[Information provided]:
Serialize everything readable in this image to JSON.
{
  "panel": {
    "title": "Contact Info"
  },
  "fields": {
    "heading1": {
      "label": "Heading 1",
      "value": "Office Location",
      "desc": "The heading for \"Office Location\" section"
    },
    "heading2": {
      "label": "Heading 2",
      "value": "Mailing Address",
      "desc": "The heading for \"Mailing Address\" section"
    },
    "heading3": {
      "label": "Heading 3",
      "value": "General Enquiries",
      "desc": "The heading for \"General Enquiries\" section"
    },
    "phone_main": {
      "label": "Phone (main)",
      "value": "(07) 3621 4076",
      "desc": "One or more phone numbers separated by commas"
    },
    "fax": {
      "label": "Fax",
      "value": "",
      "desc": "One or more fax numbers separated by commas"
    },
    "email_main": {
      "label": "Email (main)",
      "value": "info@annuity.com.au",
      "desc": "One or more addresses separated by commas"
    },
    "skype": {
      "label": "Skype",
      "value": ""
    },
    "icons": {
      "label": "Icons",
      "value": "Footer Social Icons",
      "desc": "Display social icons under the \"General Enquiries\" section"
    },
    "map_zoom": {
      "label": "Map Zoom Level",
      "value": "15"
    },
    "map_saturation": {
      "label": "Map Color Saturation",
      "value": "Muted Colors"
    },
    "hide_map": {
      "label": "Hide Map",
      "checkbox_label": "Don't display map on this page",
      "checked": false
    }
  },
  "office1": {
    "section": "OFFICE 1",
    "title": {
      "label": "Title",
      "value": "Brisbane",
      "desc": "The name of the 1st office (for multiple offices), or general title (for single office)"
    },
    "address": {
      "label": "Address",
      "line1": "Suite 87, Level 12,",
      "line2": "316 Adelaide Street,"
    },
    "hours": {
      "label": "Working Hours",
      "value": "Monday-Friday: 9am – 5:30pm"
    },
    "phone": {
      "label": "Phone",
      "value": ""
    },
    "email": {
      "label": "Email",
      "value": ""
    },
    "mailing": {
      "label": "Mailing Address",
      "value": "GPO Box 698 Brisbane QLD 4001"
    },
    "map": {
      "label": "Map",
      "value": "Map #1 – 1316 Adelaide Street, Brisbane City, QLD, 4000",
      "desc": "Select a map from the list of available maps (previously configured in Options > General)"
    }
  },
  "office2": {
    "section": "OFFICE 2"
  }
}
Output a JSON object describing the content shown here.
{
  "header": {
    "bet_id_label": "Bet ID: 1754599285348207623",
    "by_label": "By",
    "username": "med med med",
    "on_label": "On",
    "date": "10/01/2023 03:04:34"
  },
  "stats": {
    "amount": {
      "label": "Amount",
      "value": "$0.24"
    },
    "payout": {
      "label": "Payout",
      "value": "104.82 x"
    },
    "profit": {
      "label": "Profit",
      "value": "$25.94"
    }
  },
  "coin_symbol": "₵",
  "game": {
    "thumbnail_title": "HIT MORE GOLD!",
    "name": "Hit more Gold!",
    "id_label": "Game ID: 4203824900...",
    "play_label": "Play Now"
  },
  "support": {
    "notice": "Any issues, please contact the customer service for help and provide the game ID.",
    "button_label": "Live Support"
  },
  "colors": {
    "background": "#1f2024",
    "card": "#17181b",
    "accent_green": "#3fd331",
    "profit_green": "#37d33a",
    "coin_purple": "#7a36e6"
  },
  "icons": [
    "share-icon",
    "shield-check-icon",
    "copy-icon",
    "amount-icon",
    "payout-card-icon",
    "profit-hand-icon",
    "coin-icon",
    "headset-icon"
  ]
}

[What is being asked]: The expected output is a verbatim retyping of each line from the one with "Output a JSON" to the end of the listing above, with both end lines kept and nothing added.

[Written response]:
Output a JSON object describing the content shown here.
{
  "header": {
    "bet_id_label": "Bet ID: 1754599285348207623",
    "by_label": "By",
    "username": "med med med",
    "on_label": "On",
    "date": "10/01/2023 03:04:34"
  },
  "stats": {
    "amount": {
      "label": "Amount",
      "value": "$0.24"
    },
    "payout": {
      "label": "Payout",
      "value": "104.82 x"
    },
    "profit": {
      "label": "Profit",
      "value": "$25.94"
    }
  },
  "coin_symbol": "₵",
  "game": {
    "thumbnail_title": "HIT MORE GOLD!",
    "name": "Hit more Gold!",
    "id_label": "Game ID: 4203824900...",
    "play_label": "Play Now"
  },
  "support": {
    "notice": "Any issues, please contact the customer service for help and provide the game ID.",
    "button_label": "Live Support"
  },
  "colors": {
    "background": "#1f2024",
    "card": "#17181b",
    "accent_green": "#3fd331",
    "profit_green": "#37d33a",
    "coin_purple": "#7a36e6"
  },
  "icons": [
    "share-icon",
    "shield-check-icon",
    "copy-icon",
    "amount-icon",
    "payout-card-icon",
    "profit-hand-icon",
    "coin-icon",
    "headset-icon"
  ]
}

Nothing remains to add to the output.